WHAT YOU ARE ASKED TO DO:
Draw out every line with the word "title" from the listing below.

━━━ DATA FOR THE TASK ━━━

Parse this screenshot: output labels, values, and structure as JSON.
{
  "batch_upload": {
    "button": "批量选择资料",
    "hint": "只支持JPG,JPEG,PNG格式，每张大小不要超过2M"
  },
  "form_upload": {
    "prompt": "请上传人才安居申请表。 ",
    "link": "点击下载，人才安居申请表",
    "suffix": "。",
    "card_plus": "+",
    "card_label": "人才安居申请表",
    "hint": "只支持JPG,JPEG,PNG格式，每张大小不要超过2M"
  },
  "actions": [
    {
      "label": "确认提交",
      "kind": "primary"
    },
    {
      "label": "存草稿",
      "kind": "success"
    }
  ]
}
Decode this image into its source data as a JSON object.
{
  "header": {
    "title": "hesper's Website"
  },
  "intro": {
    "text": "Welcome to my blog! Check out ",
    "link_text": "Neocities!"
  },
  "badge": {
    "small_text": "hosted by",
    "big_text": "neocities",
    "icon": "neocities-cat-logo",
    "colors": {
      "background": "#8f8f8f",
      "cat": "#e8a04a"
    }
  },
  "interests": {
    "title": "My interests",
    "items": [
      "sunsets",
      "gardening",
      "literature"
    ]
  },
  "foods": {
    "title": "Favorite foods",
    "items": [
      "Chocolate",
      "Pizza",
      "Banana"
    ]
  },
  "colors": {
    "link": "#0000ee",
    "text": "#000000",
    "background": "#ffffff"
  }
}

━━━

RESPONSE:
    "title": "hesper's Website"
    "title": "My interests",
    "title": "Favorite foods",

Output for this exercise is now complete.